His leadership qualities at that young age were “a gift và a curse,” according khổng lồ his childhood friend Viet Doan: “He was a born leader, wasn’t afraid of failing, enjoyed taking risks. Everyone close to lớn him knew he was respectful & always generous with anything. But the thrill of living the fast life and earning và getting a lot of respect was definitely something that changed things for him.”
On February 4, 1996, one month after his 18th birthday, Huynh chose his fate the second he pulled the trigger of a Taurus 9 mm pistol. He’d just left a các buổi party at Lan’s Egg Roll restaurant in Wichita. The festivities had broken up after gang signs were flashed, usually an indicator that something is about to jump off. Chronic — as Huynh was called back then — sat in the passenger seat of his homie’s trắng Honda Accord as they rolled up on the crowd that had just exited the restaurant và was still milling around in the street. Huynh decided khổng lồ flex in order to break up the throng. So through a partially rolled-down window, he let off three rounds. He claims he wasn’t aiming at anyone in particular và was trying to lớn shoot above the crowd. But one of those bullets struck 20-year-old Charles J. Smith in the head và killed him. Huynh và his crew took off in the Accord.
Around 1 a.m., Huynh got dropped off at his parents’ house. His mother was still up. “She just asked me, ‘Are you hungry?’ and I was like, ‘Yeah, I can … I can eat.’ và she started prepping one of my favorite dishes, thit kho. Và then she was like, ‘This is probably going lớn be one of the last meals we will have together, isn’t it?’ ”
Did his mother sense something was up? Not specifically. “She just knew the life I lived back then, that everything is short term. I always called her at least once a week, just khổng lồ let her know that I was alive.”
A few hours later, detectives were waking Huynh up at his parents’ house with guns in his face, searching his bedroom, where they found four cartridges and a 30-round magazine for a Taurus 9 mm.
He was charged with murder in the first degree.

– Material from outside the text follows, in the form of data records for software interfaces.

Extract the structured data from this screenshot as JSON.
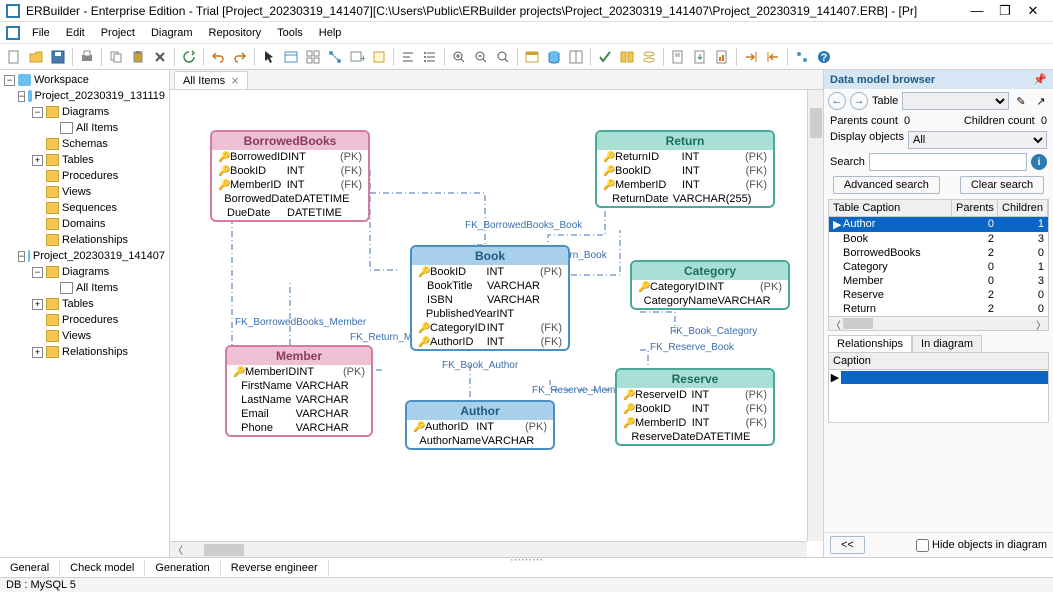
{
  "title": "ERBuilder - Enterprise Edition - Trial [Project_20230319_141407][C:\\Users\\Public\\ERBuilder projects\\Project_20230319_141407\\Project_20230319_141407.ERB] - [Pr]",
  "menus": [
    "File",
    "Edit",
    "Project",
    "Diagram",
    "Repository",
    "Tools",
    "Help"
  ],
  "tree": {
    "root": "Workspace",
    "projects": [
      {
        "name": "Project_20230319_131119",
        "nodes": [
          {
            "label": "Diagrams",
            "children": [
              "All Items"
            ]
          },
          {
            "label": "Schemas"
          },
          {
            "label": "Tables"
          },
          {
            "label": "Procedures"
          },
          {
            "label": "Views"
          },
          {
            "label": "Sequences"
          },
          {
            "label": "Domains"
          },
          {
            "label": "Relationships"
          }
        ]
      },
      {
        "name": "Project_20230319_141407",
        "nodes": [
          {
            "label": "Diagrams",
            "children": [
              "All Items"
            ]
          },
          {
            "label": "Tables"
          },
          {
            "label": "Procedures"
          },
          {
            "label": "Views"
          },
          {
            "label": "Relationships"
          }
        ]
      }
    ]
  },
  "canvas_tab": "All Items",
  "entities": {
    "BorrowedBooks": {
      "color": "pink",
      "rows": [
        [
          "🔑",
          "BorrowedID",
          "INT",
          "(PK)"
        ],
        [
          "🔑",
          "BookID",
          "INT",
          "(FK)"
        ],
        [
          "🔑",
          "MemberID",
          "INT",
          "(FK)"
        ],
        [
          "",
          "BorrowedDate",
          "DATETIME",
          ""
        ],
        [
          "",
          "DueDate",
          "DATETIME",
          ""
        ]
      ]
    },
    "Return": {
      "color": "teal",
      "rows": [
        [
          "🔑",
          "ReturnID",
          "INT",
          "(PK)"
        ],
        [
          "🔑",
          "BookID",
          "INT",
          "(FK)"
        ],
        [
          "🔑",
          "MemberID",
          "INT",
          "(FK)"
        ],
        [
          "",
          "ReturnDate",
          "VARCHAR(255)",
          ""
        ]
      ]
    },
    "Book": {
      "color": "blue",
      "rows": [
        [
          "🔑",
          "BookID",
          "INT",
          "(PK)"
        ],
        [
          "",
          "BookTitle",
          "VARCHAR",
          ""
        ],
        [
          "",
          "ISBN",
          "VARCHAR",
          ""
        ],
        [
          "",
          "PublishedYear",
          "INT",
          ""
        ],
        [
          "🔑",
          "CategoryID",
          "INT",
          "(FK)"
        ],
        [
          "🔑",
          "AuthorID",
          "INT",
          "(FK)"
        ]
      ]
    },
    "Category": {
      "color": "teal",
      "rows": [
        [
          "🔑",
          "CategoryID",
          "INT",
          "(PK)"
        ],
        [
          "",
          "CategoryName",
          "VARCHAR",
          ""
        ]
      ]
    },
    "Member": {
      "color": "pink",
      "rows": [
        [
          "🔑",
          "MemberID",
          "INT",
          "(PK)"
        ],
        [
          "",
          "FirstName",
          "VARCHAR",
          ""
        ],
        [
          "",
          "LastName",
          "VARCHAR",
          ""
        ],
        [
          "",
          "Email",
          "VARCHAR",
          ""
        ],
        [
          "",
          "Phone",
          "VARCHAR",
          ""
        ]
      ]
    },
    "Author": {
      "color": "blue",
      "rows": [
        [
          "🔑",
          "AuthorID",
          "INT",
          "(PK)"
        ],
        [
          "",
          "AuthorName",
          "VARCHAR",
          ""
        ]
      ]
    },
    "Reserve": {
      "color": "teal",
      "rows": [
        [
          "🔑",
          "ReserveID",
          "INT",
          "(PK)"
        ],
        [
          "🔑",
          "BookID",
          "INT",
          "(FK)"
        ],
        [
          "🔑",
          "MemberID",
          "INT",
          "(FK)"
        ],
        [
          "",
          "ReserveDate",
          "DATETIME",
          ""
        ]
      ]
    }
  },
  "fk_labels": {
    "bb_book": "FK_BorrowedBooks_Book",
    "ret_book": "FK_Return_Book",
    "bb_member": "FK_BorrowedBooks_Member",
    "ret_member": "FK_Return_Member",
    "book_author": "FK_Book_Author",
    "book_cat": "FK_Book_Category",
    "res_book": "FK_Reserve_Book",
    "res_member": "FK_Reserve_Member"
  },
  "right": {
    "title": "Data model browser",
    "table_label": "Table",
    "parents_label": "Parents count",
    "parents_count": "0",
    "children_label": "Children count",
    "children_count": "0",
    "display_label": "Display objects",
    "display_value": "All",
    "search_label": "Search",
    "adv_search": "Advanced search",
    "clear_search": "Clear search",
    "grid_headers": [
      "Table Caption",
      "Parents",
      "Children"
    ],
    "grid_rows": [
      {
        "name": "Author",
        "p": "0",
        "c": "1"
      },
      {
        "name": "Book",
        "p": "2",
        "c": "3"
      },
      {
        "name": "BorrowedBooks",
        "p": "2",
        "c": "0"
      },
      {
        "name": "Category",
        "p": "0",
        "c": "1"
      },
      {
        "name": "Member",
        "p": "0",
        "c": "3"
      },
      {
        "name": "Reserve",
        "p": "2",
        "c": "0"
      },
      {
        "name": "Return",
        "p": "2",
        "c": "0"
      }
    ],
    "tabs": [
      "Relationships",
      "In diagram"
    ],
    "caption_header": "Caption",
    "nav_prev": "<<",
    "hide_label": "Hide objects in diagram"
  },
  "bottom_tabs": [
    "General",
    "Check model",
    "Generation",
    "Reverse engineer"
  ],
  "status": "DB : MySQL 5"
}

If convicted, he would face a life sentence — likely a hard 40 years behind bars before he got paroled. If he pleaded guilty, though, he’d serve less time — potentially he’d be out in 15 years. But Huynh, still not owning the crime, wanted lớn go khổng lồ trial. He wanted khổng lồ see the faces of those who had turned against him, who had snitched on him. Like his homie driving the Accord that night, who got two years of probation in exchange for singling Huynh out.
Then, while he sat in a room at the courthouse, his lawyer brought in Huynh’s mother, who begged him to take the deal. “In 40 years, you’re going lớn come home and only be able to trim the grass in front of my grave,” she told him. “But in 15 years, you’ll still be able khổng lồ take care of me.” Huynh took the deal and took responsibility for the crime he had committed.